**Problem to solve**
Every entry should be copied exactly, with nothing added or dropped.

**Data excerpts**
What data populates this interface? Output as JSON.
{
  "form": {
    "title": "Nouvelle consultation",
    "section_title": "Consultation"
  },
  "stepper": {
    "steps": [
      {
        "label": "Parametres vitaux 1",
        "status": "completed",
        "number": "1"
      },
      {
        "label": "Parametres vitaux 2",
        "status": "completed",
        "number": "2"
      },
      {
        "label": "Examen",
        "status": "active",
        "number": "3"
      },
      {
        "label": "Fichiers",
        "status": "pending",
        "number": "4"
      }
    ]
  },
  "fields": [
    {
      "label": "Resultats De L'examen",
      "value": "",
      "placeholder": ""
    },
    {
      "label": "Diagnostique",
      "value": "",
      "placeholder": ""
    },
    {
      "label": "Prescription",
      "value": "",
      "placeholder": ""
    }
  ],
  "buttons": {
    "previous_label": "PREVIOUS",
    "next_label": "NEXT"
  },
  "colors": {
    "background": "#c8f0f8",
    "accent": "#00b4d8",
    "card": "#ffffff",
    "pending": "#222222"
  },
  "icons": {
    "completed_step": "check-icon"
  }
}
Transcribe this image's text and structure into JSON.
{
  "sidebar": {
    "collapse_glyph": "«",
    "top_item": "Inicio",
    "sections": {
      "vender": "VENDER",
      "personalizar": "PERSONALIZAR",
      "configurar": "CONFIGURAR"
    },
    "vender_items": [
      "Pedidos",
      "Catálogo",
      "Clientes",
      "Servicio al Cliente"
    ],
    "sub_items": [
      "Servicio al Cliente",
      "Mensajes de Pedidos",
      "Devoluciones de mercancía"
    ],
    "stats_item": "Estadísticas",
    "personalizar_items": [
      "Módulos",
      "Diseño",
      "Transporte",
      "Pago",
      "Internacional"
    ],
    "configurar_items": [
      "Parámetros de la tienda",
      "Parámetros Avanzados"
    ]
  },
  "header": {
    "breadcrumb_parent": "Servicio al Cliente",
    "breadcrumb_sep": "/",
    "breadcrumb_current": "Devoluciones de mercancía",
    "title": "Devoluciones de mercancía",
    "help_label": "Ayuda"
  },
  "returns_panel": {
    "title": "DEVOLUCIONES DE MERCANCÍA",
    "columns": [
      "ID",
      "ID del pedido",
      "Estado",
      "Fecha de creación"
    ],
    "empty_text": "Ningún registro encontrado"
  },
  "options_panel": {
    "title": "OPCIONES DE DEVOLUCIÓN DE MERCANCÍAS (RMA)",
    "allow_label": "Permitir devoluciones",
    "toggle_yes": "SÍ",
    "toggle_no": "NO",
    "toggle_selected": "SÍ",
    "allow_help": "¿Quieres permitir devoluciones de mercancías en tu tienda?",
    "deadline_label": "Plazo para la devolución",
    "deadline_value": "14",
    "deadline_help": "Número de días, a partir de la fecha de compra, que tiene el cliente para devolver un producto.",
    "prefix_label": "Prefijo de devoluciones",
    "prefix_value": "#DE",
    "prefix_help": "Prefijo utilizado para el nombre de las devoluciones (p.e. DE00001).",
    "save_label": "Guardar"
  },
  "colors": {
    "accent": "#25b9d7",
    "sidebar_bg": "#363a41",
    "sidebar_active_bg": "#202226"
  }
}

**Answer section**
What data populates this interface? Output as JSON.
{
  "form": {
    "title": "Nouvelle consultation",
    "section_title": "Consultation"
  },
  "stepper": {
    "steps": [
      {
        "label": "Parametres vitaux 1",
        "status": "completed",
        "number": "1"
      },
      {
        "label": "Parametres vitaux 2",
        "status": "completed",
        "number": "2"
      },
      {
        "label": "Examen",
        "status": "active",
        "number": "3"
      },
      {
        "label": "Fichiers",
        "status": "pending",
        "number": "4"
      }
    ]
  },
  "fields": [
    {
      "label": "Resultats De L'examen",
      "value": "",
      "placeholder": ""
    },
    {
      "label": "Diagnostique",
      "value": "",
      "placeholder": ""
    },
    {
      "label": "Prescription",
      "value": "",
      "placeholder": ""
    }
  ],
  "buttons": {
    "previous_label": "PREVIOUS",
    "next_label": "NEXT"
  },
  "colors": {
    "background": "#c8f0f8",
    "accent": "#00b4d8",
    "card": "#ffffff",
    "pending": "#222222"
  },
  "icons": {
    "completed_step": "check-icon"
  }
}
Transcribe this image's text and structure into JSON.
{
  "sidebar": {
    "collapse_glyph": "«",
    "top_item": "Inicio",
    "sections": {
      "vender": "VENDER",
      "personalizar": "PERSONALIZAR",
      "configurar": "CONFIGURAR"
    },
    "vender_items": [
      "Pedidos",
      "Catálogo",
      "Clientes",
      "Servicio al Cliente"
    ],
    "sub_items": [
      "Servicio al Cliente",
      "Mensajes de Pedidos",
      "Devoluciones de mercancía"
    ],
    "stats_item": "Estadísticas",
    "personalizar_items": [
      "Módulos",
      "Diseño",
      "Transporte",
      "Pago",
      "Internacional"
    ],
    "configurar_items": [
      "Parámetros de la tienda",
      "Parámetros Avanzados"
    ]
  },
  "header": {
    "breadcrumb_parent": "Servicio al Cliente",
    "breadcrumb_sep": "/",
    "breadcrumb_current": "Devoluciones de mercancía",
    "title": "Devoluciones de mercancía",
    "help_label": "Ayuda"
  },
  "returns_panel": {
    "title": "DEVOLUCIONES DE MERCANCÍA",
    "columns": [
      "ID",
      "ID del pedido",
      "Estado",
      "Fecha de creación"
    ],
    "empty_text": "Ningún registro encontrado"
  },
  "options_panel": {
    "title": "OPCIONES DE DEVOLUCIÓN DE MERCANCÍAS (RMA)",
    "allow_label": "Permitir devoluciones",
    "toggle_yes": "SÍ",
    "toggle_no": "NO",
    "toggle_selected": "SÍ",
    "allow_help": "¿Quieres permitir devoluciones de mercancías en tu tienda?",
    "deadline_label": "Plazo para la devolución",
    "deadline_value": "14",
    "deadline_help": "Número de días, a partir de la fecha de compra, que tiene el cliente para devolver un producto.",
    "prefix_label": "Prefijo de devoluciones",
    "prefix_value": "#DE",
    "prefix_help": "Prefijo utilizado para el nombre de las devoluciones (p.e. DE00001).",
    "save_label": "Guardar"
  },
  "colors": {
    "accent": "#25b9d7",
    "sidebar_bg": "#363a41",
    "sidebar_active_bg": "#202226"
  }
}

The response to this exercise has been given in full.